This Kickstarter-funded game, a top-down RPG in the tradition of Infinity Engine games like Baldur’s Gate, has been praised to the skies.
In the most fundamental of senses, this is a great game. It would have to be, or Steam wouldn’t claim that I’ve spent an embarrassing 93 hours on it. It is a great game because it is fun to play, because it is compelling enough mechanistically to be able to induce a flow-state in the player. The combat is varied and usually just the right amount of challenging, though the game’s AI gets a little wonky at times. The art is gorgeous, vibrant and colorful. The quests are inventive and varied.
Those who praise it, however, cut it an undue amount of slack in proclaiming it the best game of 2014. Divinity: Original Sin is not without its…sins.
First of all, it lacks polish in many of its game systems. Crafting, in particular, suffers from terrible UI; the drag-and-drop method of combining items to craft gets exponentially more annoying the more items you have in your inventory. The loot system is unbalanced – the end game sees you earning so much money through hawking loot that there is literally no value to be had training your Bartering skill. Some game mechanics, like slipping on ice, and the RPS persuasion-game, are hair-tearingly annoying.
The game’s story starts off promisingly but soon dives into mediocrity. The writing and dialogue sound like they were stolen from a Renaissance Faire. NPCs keep shouting the same lines over and over. The game world feels floaty and unsupported by deep lore. You never feel like you are in the game, only playing it – the abstraction between reality and fiction is always brightly apparent.
Ultimately, though, Divinity: Original Sin is an important game. It is a vital step in the right direction amidst a gaming landscape littered with derivative wrecks. It is, in its own way, quirkily flawed, and these flaws speak of a more innocent age of gaming where developers were not as afraid to take design risks in the pursuit of great games.
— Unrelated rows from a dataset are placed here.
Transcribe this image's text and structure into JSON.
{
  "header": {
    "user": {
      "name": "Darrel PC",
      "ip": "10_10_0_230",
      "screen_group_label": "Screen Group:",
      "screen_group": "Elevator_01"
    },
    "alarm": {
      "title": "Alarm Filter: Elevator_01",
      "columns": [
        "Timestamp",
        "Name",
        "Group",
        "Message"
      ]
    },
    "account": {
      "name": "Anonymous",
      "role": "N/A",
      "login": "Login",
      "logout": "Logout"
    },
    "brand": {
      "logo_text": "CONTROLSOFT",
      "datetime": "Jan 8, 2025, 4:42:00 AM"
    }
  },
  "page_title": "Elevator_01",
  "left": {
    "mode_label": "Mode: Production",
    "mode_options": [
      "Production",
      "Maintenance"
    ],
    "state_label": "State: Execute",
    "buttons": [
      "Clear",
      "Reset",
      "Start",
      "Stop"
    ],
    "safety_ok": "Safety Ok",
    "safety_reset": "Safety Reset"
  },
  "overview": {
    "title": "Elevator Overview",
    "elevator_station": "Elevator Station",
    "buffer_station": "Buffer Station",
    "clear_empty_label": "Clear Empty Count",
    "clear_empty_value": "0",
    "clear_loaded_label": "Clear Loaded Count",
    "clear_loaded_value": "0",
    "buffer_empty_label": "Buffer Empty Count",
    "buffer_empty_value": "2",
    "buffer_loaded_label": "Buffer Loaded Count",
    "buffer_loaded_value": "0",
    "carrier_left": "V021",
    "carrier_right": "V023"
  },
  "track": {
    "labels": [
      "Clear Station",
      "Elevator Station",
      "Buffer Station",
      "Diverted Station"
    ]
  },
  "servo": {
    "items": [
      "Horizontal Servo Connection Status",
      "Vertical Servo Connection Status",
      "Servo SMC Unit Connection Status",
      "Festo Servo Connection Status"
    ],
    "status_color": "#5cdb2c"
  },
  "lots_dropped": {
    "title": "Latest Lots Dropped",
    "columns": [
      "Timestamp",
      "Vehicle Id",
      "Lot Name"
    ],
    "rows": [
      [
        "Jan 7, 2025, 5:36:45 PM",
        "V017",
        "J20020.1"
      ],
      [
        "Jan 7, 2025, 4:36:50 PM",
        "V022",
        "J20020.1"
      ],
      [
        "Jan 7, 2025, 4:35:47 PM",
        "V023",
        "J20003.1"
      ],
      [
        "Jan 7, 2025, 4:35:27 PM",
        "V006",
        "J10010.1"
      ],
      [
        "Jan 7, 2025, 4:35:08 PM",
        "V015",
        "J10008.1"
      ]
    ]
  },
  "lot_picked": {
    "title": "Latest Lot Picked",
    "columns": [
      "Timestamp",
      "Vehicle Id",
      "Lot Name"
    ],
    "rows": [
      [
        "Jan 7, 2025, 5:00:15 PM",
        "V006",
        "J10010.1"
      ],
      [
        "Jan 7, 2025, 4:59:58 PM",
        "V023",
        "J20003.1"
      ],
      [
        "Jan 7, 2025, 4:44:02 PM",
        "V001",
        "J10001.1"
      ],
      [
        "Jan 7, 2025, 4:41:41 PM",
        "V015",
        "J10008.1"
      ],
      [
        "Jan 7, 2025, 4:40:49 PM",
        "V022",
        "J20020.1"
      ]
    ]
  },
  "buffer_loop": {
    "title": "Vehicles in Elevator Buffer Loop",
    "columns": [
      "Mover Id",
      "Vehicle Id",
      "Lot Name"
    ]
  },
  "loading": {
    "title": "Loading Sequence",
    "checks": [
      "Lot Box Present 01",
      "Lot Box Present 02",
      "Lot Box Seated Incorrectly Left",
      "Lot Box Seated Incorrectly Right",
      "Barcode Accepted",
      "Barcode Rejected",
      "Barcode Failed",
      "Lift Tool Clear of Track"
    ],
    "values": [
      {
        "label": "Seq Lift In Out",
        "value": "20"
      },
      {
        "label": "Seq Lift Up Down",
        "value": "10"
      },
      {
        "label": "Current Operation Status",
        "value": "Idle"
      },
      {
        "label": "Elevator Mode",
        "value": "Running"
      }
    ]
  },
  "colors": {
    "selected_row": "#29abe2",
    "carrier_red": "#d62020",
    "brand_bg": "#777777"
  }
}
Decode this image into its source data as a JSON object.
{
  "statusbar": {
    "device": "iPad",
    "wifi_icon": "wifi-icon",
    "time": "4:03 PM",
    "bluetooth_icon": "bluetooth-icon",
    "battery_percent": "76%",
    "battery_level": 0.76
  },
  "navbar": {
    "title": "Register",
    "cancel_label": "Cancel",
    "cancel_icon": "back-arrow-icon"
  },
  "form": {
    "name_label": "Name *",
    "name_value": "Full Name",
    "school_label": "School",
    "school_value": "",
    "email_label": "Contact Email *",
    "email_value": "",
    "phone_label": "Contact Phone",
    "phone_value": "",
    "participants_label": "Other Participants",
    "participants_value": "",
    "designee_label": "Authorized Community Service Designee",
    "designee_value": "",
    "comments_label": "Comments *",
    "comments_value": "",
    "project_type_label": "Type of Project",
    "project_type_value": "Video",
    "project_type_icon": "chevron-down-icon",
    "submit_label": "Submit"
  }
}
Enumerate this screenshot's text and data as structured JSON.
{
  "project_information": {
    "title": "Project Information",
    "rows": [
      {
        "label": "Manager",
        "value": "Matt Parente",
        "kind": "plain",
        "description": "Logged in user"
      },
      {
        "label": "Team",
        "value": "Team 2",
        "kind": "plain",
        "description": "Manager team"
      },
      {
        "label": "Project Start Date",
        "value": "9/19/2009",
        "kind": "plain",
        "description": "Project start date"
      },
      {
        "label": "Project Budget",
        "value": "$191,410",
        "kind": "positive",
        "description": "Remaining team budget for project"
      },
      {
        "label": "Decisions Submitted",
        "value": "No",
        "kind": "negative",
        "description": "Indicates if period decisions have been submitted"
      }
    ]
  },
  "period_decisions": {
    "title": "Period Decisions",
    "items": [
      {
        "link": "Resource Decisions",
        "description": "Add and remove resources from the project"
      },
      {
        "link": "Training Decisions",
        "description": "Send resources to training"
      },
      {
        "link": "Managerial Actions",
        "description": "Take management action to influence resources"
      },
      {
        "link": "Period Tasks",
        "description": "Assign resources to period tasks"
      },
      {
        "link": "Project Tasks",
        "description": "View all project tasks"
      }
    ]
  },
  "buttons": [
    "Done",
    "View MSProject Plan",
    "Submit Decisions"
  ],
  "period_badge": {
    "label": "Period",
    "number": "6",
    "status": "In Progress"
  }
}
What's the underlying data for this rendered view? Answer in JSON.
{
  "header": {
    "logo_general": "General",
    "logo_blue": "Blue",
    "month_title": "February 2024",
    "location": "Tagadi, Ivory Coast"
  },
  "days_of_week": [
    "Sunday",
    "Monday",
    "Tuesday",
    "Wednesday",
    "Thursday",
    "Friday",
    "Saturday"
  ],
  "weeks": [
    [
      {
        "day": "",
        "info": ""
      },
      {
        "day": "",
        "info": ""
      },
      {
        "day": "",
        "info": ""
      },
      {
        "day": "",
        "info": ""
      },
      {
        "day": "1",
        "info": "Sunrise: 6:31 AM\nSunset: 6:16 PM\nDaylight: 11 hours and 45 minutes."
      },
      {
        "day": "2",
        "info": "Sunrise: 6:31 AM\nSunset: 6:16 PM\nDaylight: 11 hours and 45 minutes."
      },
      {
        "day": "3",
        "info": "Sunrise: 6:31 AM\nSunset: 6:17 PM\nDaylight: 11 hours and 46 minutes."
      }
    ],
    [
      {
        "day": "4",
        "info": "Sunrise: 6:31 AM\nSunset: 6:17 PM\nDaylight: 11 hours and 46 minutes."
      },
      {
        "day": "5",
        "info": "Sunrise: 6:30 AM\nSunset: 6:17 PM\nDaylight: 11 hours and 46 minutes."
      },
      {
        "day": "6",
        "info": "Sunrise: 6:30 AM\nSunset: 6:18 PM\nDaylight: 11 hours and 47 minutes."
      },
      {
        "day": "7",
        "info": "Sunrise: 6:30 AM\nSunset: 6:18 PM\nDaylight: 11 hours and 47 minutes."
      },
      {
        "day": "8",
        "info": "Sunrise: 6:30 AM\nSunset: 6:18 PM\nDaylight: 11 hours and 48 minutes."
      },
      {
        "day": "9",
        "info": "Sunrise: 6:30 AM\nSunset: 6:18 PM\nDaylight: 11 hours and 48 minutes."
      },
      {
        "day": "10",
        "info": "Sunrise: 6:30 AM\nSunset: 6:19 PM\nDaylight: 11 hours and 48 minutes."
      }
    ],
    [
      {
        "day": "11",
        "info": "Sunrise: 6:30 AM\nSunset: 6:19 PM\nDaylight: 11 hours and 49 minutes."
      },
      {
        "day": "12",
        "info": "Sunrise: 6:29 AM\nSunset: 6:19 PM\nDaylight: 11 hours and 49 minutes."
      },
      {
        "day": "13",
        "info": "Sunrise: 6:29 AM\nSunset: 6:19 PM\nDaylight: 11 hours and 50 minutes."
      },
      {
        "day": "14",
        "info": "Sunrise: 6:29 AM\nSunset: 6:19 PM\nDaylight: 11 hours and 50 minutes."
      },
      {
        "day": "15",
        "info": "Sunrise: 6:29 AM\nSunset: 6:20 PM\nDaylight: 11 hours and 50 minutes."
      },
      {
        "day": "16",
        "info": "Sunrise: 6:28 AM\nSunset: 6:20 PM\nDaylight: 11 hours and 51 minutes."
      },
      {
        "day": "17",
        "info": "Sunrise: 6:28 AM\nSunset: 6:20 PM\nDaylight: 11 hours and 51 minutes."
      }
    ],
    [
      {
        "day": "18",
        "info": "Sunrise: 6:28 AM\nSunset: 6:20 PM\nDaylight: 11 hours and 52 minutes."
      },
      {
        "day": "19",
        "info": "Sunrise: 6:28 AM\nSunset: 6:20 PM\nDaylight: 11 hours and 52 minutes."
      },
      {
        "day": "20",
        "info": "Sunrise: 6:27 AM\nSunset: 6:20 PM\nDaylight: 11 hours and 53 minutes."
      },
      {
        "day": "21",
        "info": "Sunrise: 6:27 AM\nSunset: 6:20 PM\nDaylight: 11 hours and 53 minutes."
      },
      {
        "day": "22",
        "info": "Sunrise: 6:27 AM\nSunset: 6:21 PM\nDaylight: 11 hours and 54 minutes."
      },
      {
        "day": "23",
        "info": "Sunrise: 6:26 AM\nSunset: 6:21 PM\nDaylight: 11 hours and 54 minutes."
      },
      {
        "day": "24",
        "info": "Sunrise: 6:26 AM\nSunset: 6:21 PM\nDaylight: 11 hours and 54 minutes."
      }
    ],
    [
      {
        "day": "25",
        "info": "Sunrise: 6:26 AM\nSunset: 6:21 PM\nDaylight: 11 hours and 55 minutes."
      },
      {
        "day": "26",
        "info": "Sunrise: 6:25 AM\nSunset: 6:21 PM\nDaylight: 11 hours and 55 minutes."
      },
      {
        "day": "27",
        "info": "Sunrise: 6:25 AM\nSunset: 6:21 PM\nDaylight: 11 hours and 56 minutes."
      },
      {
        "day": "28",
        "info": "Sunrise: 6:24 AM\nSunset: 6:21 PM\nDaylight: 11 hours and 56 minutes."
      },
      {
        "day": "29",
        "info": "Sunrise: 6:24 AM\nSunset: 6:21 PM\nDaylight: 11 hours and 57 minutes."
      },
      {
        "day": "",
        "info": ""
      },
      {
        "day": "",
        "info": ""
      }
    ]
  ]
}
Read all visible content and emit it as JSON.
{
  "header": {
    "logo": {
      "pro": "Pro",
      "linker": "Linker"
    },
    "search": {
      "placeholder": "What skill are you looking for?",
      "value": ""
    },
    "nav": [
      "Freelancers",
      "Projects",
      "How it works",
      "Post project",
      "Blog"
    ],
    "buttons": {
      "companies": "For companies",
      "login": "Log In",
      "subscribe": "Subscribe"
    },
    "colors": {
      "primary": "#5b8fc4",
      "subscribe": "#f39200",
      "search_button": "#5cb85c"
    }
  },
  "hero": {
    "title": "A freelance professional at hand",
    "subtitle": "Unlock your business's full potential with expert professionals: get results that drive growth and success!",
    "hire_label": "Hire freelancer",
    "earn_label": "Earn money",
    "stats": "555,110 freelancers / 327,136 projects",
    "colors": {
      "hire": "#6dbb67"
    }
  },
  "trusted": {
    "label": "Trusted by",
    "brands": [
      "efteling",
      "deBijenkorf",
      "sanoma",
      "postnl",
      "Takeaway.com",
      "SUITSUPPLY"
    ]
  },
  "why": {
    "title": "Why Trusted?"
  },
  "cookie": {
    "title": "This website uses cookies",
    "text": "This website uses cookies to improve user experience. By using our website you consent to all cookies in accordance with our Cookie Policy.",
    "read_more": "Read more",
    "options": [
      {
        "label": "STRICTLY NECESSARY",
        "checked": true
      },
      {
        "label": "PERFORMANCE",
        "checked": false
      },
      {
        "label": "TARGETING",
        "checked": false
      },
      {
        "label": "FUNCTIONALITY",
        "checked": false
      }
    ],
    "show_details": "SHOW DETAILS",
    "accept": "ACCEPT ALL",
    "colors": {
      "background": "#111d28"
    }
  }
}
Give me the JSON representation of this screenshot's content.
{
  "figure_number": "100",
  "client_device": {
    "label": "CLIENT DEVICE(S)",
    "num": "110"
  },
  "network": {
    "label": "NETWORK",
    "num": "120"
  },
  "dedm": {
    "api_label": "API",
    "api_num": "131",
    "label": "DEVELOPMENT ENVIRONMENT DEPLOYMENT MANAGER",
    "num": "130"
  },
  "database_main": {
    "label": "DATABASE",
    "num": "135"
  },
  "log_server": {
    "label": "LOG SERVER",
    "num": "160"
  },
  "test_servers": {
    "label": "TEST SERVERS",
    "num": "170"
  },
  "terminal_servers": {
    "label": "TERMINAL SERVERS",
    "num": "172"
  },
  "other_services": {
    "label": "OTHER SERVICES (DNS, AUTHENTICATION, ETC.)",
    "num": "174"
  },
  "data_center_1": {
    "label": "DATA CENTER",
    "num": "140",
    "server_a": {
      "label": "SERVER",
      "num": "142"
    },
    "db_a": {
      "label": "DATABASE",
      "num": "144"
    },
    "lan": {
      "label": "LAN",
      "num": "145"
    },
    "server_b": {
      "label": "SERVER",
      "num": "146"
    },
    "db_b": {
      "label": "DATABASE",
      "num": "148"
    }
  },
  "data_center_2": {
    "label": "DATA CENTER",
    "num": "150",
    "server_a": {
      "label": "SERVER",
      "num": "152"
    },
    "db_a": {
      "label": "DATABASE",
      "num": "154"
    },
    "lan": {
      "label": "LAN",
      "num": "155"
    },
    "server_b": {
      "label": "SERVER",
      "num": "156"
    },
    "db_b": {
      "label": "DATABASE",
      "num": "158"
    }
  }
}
That sounds like nostalgia, and it definitely is. I would venture to say, however, that it is not too far off the mark. The developers are also constantly pushing patches to tweak, improve and balance the game, which means it will be a superior product in the future.
And I did play it for almost a hundred hours. No other medium offers such a good entertainment-to-dollar ratio.
I give this game: 3.5 out of 5 Godboxes
+ Good varied combat
+ Beautiful art direction
+ Varied and interesting quest, doesn’t hold your hand
– Mediocre plot
– Some game systems badly designed
– The occasional odd bug